What to produce:
Return every line from the listing where the word "Builder" occurs.

Records for this exercise:
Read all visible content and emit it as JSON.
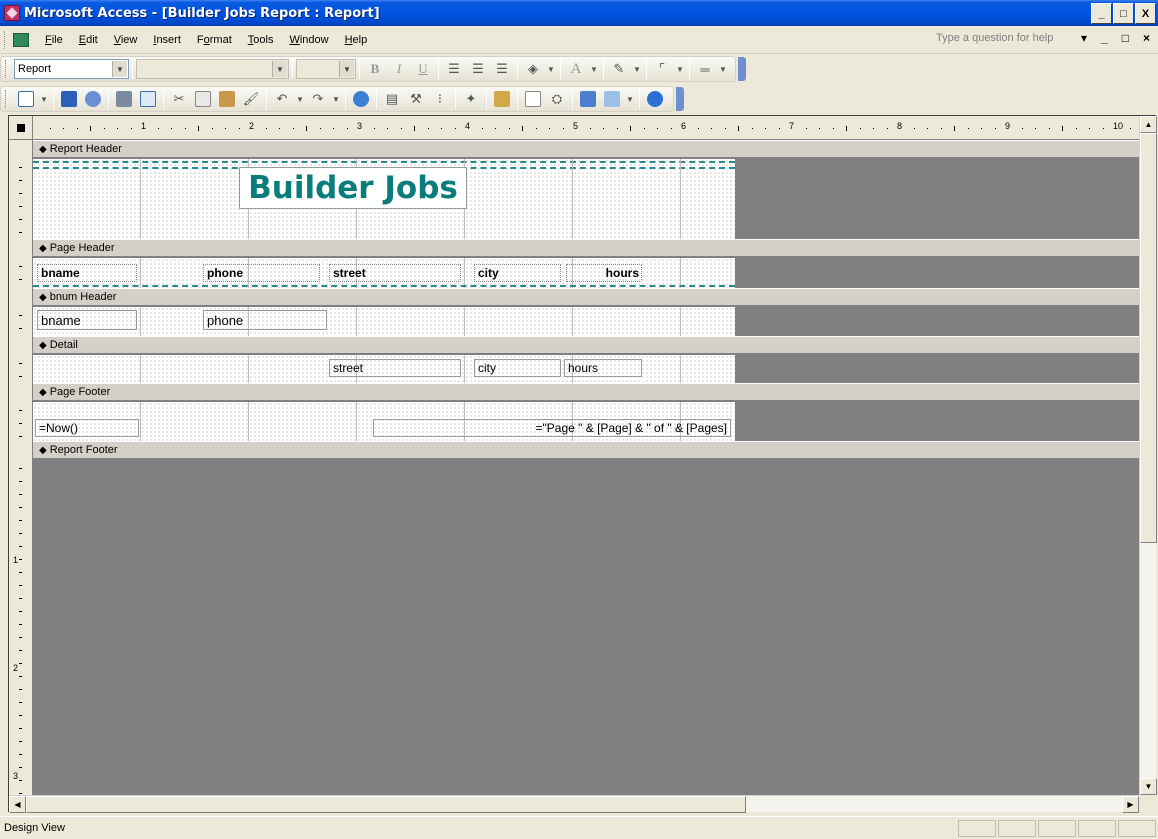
{
  "window": {
    "title": "Microsoft Access - [Builder Jobs Report : Report]",
    "controls": [
      "_",
      "□",
      "X"
    ]
  },
  "menubar": {
    "items": [
      "File",
      "Edit",
      "View",
      "Insert",
      "Format",
      "Tools",
      "Window",
      "Help"
    ],
    "help_placeholder": "Type a question for help",
    "doc_controls": [
      "▾",
      "_",
      "□",
      "×"
    ]
  },
  "formatting_toolbar": {
    "object_select": "Report",
    "font_select": "",
    "size_select": "",
    "bold": "B",
    "italic": "I",
    "underline": "U",
    "font_color": "A"
  },
  "design_toolbar": {
    "icons": [
      "view-icon",
      "save-icon",
      "search-icon",
      "print-icon",
      "print-preview-icon",
      "cut-icon",
      "copy-icon",
      "paste-icon",
      "format-painter-icon",
      "undo-icon",
      "redo-icon",
      "hyperlink-icon",
      "field-list-icon",
      "toolbox-icon",
      "sorting-grouping-icon",
      "autoformat-icon",
      "code-icon",
      "properties-icon",
      "build-icon",
      "database-window-icon",
      "new-object-icon",
      "help-icon"
    ]
  },
  "ruler": {
    "h_numbers": [
      "1",
      "2",
      "3",
      "4",
      "5",
      "6",
      "7",
      "8",
      "9",
      "10"
    ],
    "v_numbers": [
      "1",
      "2",
      "3"
    ]
  },
  "sections": {
    "report_header": {
      "label": "Report Header",
      "title": "Builder Jobs"
    },
    "page_header": {
      "label": "Page Header",
      "labels": [
        "bname",
        "phone",
        "street",
        "city",
        "hours"
      ]
    },
    "bnum_header": {
      "label": "bnum Header",
      "fields": [
        "bname",
        "phone"
      ]
    },
    "detail": {
      "label": "Detail",
      "fields": [
        "street",
        "city",
        "hours"
      ]
    },
    "page_footer": {
      "label": "Page Footer",
      "now": "=Now()",
      "page_expr": "=\"Page \" & [Page] & \" of \" & [Pages]"
    },
    "report_footer": {
      "label": "Report Footer"
    }
  },
  "statusbar": {
    "text": "Design View"
  }
}
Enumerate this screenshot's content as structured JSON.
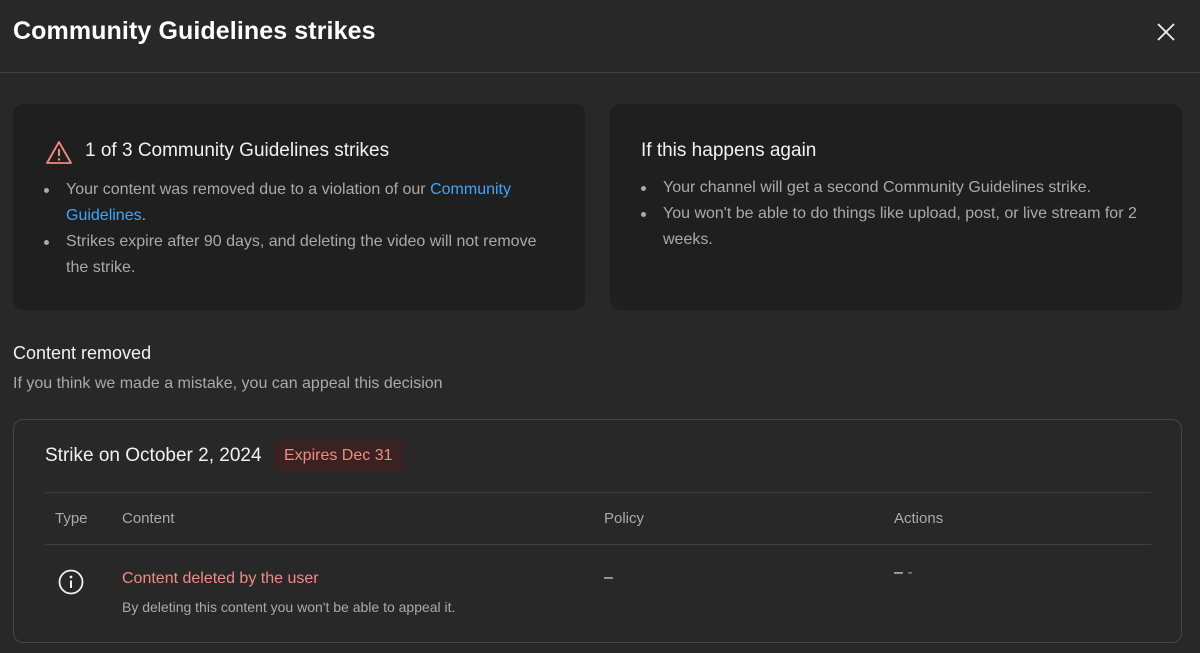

Your response:
    "title": "Microsoft Access - [Builder Jobs Report : Report]",
      "title": "Builder Jobs"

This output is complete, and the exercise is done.